"A huge portion of the spending by the Seattle Metropolitan Chamber of Commerce’s “Civic Alliance for a Sound Economy” political action committee—roughly $450,000—was aimed at defeating Sawant, a member of the Socialist Alternative movement who ran a “not-for-sale” campaign that bluntlydeclared, “What’s at stake this year is who runs Seattle—Amazon and big business and working people.”
Standing in front of a massive “Tax Amazon” banner, Seattle City Council member Kshama Sawant declared victory in a re-election race that pitted her against Amazon CEO Jeff Bezos and the billionaire class.

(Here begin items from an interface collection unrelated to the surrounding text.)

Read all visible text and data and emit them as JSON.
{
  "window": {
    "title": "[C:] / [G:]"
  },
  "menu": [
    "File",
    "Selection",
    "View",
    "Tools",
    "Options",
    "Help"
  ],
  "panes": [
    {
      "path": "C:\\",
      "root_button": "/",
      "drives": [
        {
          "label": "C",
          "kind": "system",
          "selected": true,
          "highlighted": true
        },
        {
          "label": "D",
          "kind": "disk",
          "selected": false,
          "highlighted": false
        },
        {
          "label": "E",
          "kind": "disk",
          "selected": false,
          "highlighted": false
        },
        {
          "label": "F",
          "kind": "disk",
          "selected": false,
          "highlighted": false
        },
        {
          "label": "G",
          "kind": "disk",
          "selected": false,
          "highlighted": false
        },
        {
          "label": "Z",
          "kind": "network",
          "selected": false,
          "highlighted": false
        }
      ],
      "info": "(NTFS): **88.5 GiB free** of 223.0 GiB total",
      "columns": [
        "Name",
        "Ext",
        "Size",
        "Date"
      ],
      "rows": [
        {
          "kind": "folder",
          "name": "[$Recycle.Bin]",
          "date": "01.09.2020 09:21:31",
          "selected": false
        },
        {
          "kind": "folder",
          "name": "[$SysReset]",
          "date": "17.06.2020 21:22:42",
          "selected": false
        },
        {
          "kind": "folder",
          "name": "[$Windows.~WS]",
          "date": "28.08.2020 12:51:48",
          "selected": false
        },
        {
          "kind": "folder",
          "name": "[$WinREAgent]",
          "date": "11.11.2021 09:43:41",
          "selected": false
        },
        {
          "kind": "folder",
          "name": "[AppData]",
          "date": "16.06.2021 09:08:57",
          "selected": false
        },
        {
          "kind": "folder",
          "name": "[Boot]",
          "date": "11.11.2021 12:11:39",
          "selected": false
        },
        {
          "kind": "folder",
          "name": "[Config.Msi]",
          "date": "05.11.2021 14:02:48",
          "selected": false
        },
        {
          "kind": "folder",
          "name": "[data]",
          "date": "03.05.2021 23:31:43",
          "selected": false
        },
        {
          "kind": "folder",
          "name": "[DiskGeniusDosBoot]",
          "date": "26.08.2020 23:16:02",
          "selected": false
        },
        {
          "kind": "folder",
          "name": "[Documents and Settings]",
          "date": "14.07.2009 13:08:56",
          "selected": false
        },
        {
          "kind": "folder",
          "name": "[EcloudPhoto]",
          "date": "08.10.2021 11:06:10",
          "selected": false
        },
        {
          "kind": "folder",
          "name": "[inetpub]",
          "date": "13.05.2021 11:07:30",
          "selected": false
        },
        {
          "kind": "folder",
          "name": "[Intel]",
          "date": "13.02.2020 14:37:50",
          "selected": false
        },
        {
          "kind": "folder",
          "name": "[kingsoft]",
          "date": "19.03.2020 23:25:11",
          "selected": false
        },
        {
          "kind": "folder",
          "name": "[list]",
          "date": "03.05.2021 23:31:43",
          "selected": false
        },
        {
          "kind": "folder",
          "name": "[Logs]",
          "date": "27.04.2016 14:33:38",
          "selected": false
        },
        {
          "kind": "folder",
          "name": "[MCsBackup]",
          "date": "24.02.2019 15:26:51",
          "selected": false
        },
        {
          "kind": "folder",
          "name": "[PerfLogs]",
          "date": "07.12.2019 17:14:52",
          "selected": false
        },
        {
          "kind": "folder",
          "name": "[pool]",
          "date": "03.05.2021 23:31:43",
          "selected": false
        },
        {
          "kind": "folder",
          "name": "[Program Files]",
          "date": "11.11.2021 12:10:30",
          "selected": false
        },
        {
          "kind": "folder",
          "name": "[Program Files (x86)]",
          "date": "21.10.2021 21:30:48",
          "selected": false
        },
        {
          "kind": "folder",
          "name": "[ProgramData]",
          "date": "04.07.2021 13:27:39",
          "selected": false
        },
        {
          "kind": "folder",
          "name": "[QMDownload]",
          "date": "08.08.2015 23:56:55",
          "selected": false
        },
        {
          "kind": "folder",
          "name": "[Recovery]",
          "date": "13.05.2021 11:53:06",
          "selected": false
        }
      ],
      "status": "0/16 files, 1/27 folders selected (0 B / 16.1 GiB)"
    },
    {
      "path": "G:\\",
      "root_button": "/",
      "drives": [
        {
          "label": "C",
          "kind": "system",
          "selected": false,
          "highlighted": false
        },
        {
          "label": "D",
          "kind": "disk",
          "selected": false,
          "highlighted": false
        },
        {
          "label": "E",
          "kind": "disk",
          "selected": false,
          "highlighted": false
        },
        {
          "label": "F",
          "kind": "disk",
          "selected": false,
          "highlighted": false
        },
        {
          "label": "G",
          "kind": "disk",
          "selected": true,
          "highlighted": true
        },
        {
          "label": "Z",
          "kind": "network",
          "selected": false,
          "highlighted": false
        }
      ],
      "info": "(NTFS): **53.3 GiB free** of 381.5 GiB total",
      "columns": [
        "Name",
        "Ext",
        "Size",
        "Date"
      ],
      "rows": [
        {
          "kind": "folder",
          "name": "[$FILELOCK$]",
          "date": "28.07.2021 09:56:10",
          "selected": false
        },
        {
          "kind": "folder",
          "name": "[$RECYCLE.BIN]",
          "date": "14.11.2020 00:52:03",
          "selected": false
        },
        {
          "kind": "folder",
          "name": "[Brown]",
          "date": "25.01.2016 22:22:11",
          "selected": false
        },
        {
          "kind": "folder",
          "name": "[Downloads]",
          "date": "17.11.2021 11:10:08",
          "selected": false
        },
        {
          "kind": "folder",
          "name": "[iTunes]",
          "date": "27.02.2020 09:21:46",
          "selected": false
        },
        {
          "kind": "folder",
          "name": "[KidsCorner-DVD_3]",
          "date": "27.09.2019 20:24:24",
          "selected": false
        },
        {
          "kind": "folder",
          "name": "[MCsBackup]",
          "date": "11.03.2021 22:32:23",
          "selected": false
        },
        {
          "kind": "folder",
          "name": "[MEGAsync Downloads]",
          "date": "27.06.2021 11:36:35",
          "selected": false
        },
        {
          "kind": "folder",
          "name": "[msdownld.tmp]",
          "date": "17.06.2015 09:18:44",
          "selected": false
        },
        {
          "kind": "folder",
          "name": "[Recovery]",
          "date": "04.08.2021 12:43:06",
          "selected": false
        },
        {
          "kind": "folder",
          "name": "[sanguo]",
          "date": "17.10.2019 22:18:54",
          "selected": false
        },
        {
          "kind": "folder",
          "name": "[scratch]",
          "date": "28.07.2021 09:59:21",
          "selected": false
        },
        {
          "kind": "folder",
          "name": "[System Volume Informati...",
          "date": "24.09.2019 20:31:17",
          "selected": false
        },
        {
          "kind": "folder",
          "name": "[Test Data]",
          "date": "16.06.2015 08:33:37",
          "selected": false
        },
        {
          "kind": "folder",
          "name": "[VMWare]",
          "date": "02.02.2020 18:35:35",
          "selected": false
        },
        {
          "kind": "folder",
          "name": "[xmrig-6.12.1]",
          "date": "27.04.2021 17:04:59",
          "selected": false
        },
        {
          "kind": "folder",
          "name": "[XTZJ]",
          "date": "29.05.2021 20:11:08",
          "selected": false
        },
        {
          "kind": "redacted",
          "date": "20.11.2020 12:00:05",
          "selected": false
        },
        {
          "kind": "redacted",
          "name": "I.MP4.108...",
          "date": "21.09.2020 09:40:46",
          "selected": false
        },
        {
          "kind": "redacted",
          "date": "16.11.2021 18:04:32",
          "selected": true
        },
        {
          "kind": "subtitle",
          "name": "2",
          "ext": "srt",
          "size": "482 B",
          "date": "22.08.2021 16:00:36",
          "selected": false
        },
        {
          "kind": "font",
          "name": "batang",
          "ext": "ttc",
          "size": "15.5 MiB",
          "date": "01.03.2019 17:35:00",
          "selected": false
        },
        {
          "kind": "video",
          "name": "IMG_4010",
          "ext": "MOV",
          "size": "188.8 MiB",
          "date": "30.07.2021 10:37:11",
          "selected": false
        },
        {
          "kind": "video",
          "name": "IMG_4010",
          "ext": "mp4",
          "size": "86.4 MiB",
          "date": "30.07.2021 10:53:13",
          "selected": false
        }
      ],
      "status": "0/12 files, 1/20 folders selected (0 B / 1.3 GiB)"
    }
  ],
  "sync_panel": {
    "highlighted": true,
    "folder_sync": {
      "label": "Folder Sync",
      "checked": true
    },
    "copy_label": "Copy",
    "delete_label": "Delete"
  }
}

“It looks like our movement has won, and defended our socialist City Council seat for working people against the richest man in the world,” Sawant said Saturday. The two-term council member, one of the most high-profile socialists and municipal leaders in the country quoted abolitionist Frederick Douglass in front of a crowd of supporters who recognized the truth of the words, “If there is no struggle there is no progress… Power concedes nothing without a demand. It never did and it never will.”
What happened this fall in Seattle was a great struggle—one of several in cities where proudly radical contenders confronted not just rivals but massive spending aimed at defeating them. Sawant won after a long count of mail-in ballots, as did San Francisco District Attorney candidate Chesa Boudin, one of the boldest advocates for criminal justice reform yet to be elected in the national campaign to transform law-enforcement. But it wasn’t easy.
Sawant was one of several Seattle council contenders who were demanding that Amazon and other big-tech firms headquartered in Seattle pay their fair share of taxes. Their proposals unsettled Bezos and his fellow CEOs. Amazon steered $1.5 million into races for the city’s district council seats—all seven of which were up for election this year. The money helped fund a multi-million dollar drive by business interest to elect a corporate-friendly council that would shy away from imposing taxes on corporations, seeking to implement rent control and otherwise tipping the balance in favor working families that are struggling to get by in an increasingly expensive city. ...
Read full report at The Nation